> [Dataset rows describing interfaces]:
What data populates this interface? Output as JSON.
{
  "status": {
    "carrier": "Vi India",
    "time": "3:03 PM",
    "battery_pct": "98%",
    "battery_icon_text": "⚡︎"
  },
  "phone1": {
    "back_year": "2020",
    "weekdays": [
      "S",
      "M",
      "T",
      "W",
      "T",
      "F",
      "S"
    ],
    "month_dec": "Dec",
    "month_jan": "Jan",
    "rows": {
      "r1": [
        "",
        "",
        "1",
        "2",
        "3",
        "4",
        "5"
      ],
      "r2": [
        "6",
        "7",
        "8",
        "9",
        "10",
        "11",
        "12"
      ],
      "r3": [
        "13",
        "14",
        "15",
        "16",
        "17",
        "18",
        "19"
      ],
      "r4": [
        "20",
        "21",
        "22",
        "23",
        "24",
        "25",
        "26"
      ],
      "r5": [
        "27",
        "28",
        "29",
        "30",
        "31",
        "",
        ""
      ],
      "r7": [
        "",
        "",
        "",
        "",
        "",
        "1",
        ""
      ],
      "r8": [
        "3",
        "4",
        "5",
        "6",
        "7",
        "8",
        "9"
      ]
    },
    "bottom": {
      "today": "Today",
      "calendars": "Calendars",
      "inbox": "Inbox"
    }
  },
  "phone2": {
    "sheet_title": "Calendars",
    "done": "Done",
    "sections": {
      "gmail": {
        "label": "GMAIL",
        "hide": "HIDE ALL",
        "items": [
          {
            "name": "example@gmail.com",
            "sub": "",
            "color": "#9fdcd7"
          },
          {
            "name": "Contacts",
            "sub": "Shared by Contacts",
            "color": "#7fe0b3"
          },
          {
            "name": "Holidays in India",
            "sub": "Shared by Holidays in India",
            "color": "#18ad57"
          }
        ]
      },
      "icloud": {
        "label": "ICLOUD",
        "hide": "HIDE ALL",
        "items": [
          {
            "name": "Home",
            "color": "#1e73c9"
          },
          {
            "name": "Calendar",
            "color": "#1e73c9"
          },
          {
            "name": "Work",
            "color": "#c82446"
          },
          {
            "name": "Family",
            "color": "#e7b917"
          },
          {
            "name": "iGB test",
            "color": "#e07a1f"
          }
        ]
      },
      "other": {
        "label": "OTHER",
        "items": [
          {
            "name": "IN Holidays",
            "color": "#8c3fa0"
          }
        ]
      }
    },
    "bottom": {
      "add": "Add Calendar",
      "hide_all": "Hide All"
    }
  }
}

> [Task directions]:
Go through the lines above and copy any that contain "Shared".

> [Response to the task]:
            "sub": "Shared by Contacts",
            "sub": "Shared by Holidays in India",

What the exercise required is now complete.